Mixing and loading errors
Mixing and loading errors are also a culprit for variability between formulated and fed ration. One study found that among five commercial dairies, the largest errors in ingredient loading were seen in alfalfa hay, corn silage and canola. Difference between actual and target amount varied from 2.1% to 12.9% on alfalfa hay, 2.2% to 5% on corn silage and 2.3% to 7.3% on canola. This study noted that rolled corn and almond hulls tended to see less variability. Feed management software is an excellent tool to track loading variability for individual ingredients and set goals to help decrease these errors. Goals should be routinely evaluated and communicated with feed mixers to help ensure success.
Ensuring loaded feed is mixed properly is also a critical component of ensuring a consistent TMR. Not only can an improperly mixed TMR impact nutrient distribution and consistency, but it can also have an impact on particle size and sortability of the ration. A highly sortable ration can lead to inconsistencies in nutrient intake between cows, as each cow may sort and eat differently. This results in each cow essentially eating a different ration than the next. Sorting can also increase risk for other health factors, such as subacute rumen acidosis, which can have impacts on animal performance. Ensuring proper loading order, loading position, mixing time, power take-off (PTO) speed and mixer maintenance will help to improve mixer accuracy. Well-placed cameras can help determine areas that may be contributing to inaccuracy in mixing.

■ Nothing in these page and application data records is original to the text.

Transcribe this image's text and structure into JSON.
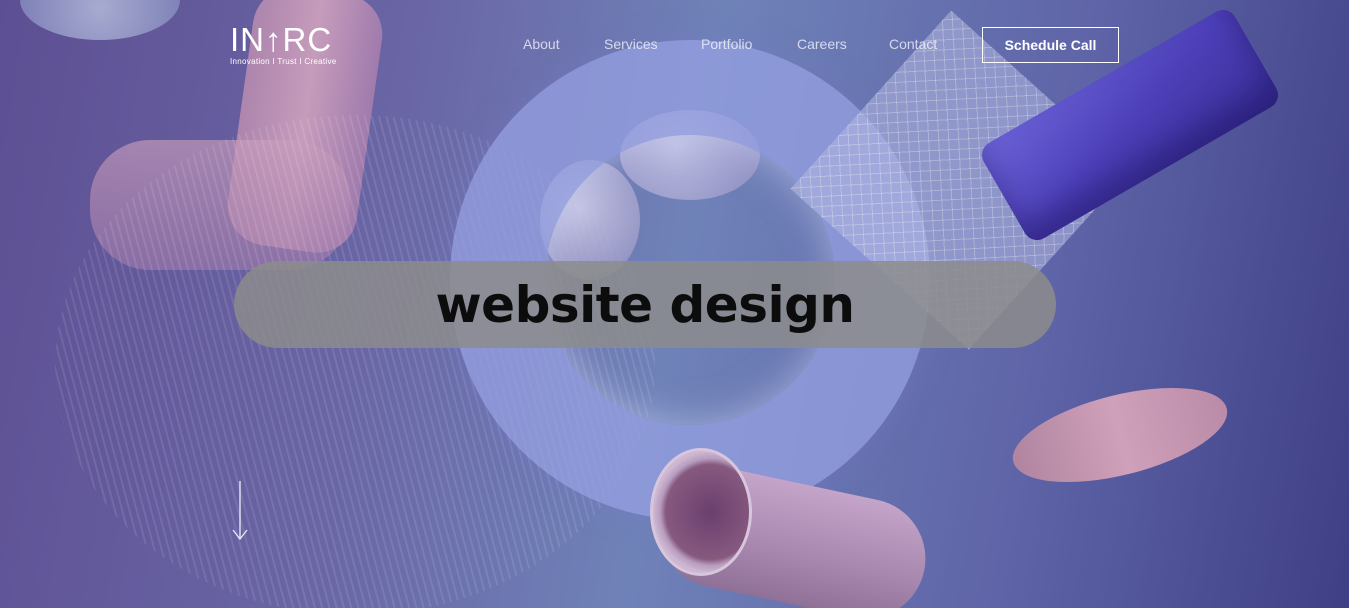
{
  "brand": {
    "logo_text": "IN↑RC",
    "tagline": "Innovation I Trust I Creative"
  },
  "nav": {
    "items": [
      {
        "label": "About"
      },
      {
        "label": "Services"
      },
      {
        "label": "Portfolio"
      },
      {
        "label": "Careers"
      },
      {
        "label": "Contact"
      }
    ],
    "cta_label": "Schedule Call"
  },
  "hero": {
    "headline": "website design"
  },
  "icons": {
    "scroll": "arrow-down-icon"
  },
  "colors": {
    "background_start": "#5d4f93",
    "background_end": "#3f3f86",
    "pill": "#8c8c8c",
    "headline": "#0c0c0c",
    "nav_text": "#ffffff"
  }
}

Although studies have found differing impacts of TMR variability on production, one thing is certain: Differences between formulated and fed rations come at a cost to the dairy. When nutrients are undersupplied, there is a risk of production loss, and when nutrients are oversupplied, this can lead to increased ration prices, decreasing IOFCs. In one of the studies mentioned above, they aimed to assign cost to inconsistencies in mixing. They found that day-to-day mixing errors accounted for 1.5 to 3 cents per head, per day. When we isolate the cost of nutrient oversupply and today’s feed prices, 1% oversupply of CP is equivalent to half a pound of CP. Depending on protein source, this can increase ration costs as much as 17 cents per head, per day – greatly impacting the bottom line. As margins get tighter, farms and their decision-making teams need to evaluate ways to save money without impacting performance. Decreasing feed cost does not always mean cutting back valuable nutrients or additives, but instead using feeds to their full potential to yield the same result.
Make a plan
Start with aiming to understand the current TMR variability. TMR testing can easily and economically be achieved by NIR methods to help set a baseline. Ideally, testing TMR over seven days for two separate periods will help to understand day-to-day variability as well as the difference from formulated ration. Once a baseline is established, set goals for achievable targets and a routine protocol to help follow through and ensure those goals are being achieved. Then, readjust as necessary. Using the tools listed above, a more consistent TMR can be achieved – improving IOFC and herd performance.
Adapted from Katie Raver of Rock River Laboratories for Progressive Dairy.